Is that really the best life that God wants for young women?

I’m going to say something a little bit risky: I have noticed that men tend to have this ability to cast a vision over a much wider future then women tend to. In other words, if there is a young couple who have been courting (specifically, courting) for two or three or four years, then the young man in the relationship is probably looking five, ten, thiry, seventy years into the future and working out whether or not right now would be a good time to marry. If she is in university, he is considering whether they could afford for her to study in their first year of marriage. If he is looking at changing his job, he is considering whether he can do that and support his wife. If they live in different areas, he is considering where they will live, and whether a commute is possible. A young woman thinks of romance and “I got you, babe.” A young man thinks of providing.

My reference to my husband in this blog is “my tender warrior,” which comes from a book called (suprisingly) Tender Warrior, by Stu Weber. In this book, Weber breaks down the word “provision” to explain that it is about a vision for what is ahead, the original Middle English word meaning “foreseeing”.  

A comment that we both got often was “rings don’t cost that much.” For one thing, my ring is beautiful and did cost quite a bit. But he had it for a while before proposing. Because he knew that he wanted to marry me, he just wanted to give me every I needed within marriage. In other words, he was leading me as a husband should before he even put a ring on my finger.

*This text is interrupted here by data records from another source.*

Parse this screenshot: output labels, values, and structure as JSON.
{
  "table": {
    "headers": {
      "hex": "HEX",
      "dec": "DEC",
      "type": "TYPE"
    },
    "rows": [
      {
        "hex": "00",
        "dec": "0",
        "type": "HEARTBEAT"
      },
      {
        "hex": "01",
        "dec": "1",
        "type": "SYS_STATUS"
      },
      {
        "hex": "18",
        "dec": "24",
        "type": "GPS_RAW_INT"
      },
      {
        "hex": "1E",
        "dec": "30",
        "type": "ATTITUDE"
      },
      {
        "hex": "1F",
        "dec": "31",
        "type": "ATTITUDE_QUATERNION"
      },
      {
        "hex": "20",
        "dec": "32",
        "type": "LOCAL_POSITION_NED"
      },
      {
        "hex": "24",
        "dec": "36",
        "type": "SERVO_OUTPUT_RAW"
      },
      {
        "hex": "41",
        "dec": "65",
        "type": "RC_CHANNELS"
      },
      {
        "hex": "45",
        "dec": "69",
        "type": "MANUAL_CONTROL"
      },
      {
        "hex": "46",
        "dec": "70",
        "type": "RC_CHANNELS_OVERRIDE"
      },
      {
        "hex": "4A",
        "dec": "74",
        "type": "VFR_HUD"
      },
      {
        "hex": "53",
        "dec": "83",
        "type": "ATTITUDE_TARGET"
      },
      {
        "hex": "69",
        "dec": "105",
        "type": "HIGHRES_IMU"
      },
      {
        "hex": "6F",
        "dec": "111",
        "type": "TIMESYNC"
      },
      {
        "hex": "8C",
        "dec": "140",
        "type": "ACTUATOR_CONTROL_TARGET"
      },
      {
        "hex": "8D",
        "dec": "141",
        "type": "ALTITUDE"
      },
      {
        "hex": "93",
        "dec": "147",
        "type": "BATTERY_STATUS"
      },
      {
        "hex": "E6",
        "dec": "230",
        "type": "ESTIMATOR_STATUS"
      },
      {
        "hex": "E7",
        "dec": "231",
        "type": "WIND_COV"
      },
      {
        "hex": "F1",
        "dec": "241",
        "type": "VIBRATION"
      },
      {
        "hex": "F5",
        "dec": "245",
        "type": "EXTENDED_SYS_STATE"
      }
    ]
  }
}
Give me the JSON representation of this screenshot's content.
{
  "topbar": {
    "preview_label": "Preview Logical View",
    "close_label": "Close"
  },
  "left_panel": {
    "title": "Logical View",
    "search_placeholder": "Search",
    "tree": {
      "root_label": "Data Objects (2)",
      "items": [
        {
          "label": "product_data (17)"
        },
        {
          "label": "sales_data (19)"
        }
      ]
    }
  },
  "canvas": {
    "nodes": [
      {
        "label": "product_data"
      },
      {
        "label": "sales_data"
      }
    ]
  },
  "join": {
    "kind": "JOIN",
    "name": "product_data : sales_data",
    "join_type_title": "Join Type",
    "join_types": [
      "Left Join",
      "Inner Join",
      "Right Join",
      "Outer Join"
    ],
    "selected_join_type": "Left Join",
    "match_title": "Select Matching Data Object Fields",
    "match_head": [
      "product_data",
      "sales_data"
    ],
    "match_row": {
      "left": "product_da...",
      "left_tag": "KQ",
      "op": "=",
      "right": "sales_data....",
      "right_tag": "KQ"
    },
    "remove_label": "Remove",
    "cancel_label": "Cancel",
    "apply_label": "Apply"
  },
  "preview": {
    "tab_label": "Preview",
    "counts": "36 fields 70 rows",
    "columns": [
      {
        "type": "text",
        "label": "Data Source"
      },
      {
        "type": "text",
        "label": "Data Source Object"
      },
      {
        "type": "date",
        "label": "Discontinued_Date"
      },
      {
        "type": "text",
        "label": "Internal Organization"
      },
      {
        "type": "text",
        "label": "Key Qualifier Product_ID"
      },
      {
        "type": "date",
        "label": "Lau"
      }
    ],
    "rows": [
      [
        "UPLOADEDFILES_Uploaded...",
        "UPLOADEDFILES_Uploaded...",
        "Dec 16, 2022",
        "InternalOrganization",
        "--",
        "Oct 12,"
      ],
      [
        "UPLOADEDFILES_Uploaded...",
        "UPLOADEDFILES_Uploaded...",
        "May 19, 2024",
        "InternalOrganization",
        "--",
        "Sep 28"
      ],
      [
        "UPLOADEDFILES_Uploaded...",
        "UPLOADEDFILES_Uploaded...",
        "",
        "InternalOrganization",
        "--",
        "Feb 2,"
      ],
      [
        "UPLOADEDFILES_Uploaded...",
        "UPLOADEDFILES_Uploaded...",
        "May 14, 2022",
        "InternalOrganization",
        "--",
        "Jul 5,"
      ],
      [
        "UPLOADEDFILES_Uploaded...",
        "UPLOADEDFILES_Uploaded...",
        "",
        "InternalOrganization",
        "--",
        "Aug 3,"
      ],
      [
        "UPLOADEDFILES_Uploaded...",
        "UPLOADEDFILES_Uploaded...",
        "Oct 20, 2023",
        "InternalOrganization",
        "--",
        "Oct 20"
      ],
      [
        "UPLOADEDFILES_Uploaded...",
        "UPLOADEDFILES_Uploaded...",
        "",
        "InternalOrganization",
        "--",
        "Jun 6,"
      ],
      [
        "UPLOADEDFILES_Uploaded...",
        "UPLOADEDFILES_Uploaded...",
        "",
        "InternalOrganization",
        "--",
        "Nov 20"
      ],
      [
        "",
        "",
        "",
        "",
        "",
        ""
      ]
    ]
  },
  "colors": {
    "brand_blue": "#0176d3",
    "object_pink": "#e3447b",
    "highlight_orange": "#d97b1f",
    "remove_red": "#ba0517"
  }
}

I have seen rushed into marriages not work, and to be honest, they’re the marriages that happened because the young lady pushed for it. My happiest married friends are the ones who, like me, let their husbands make the decision themselves.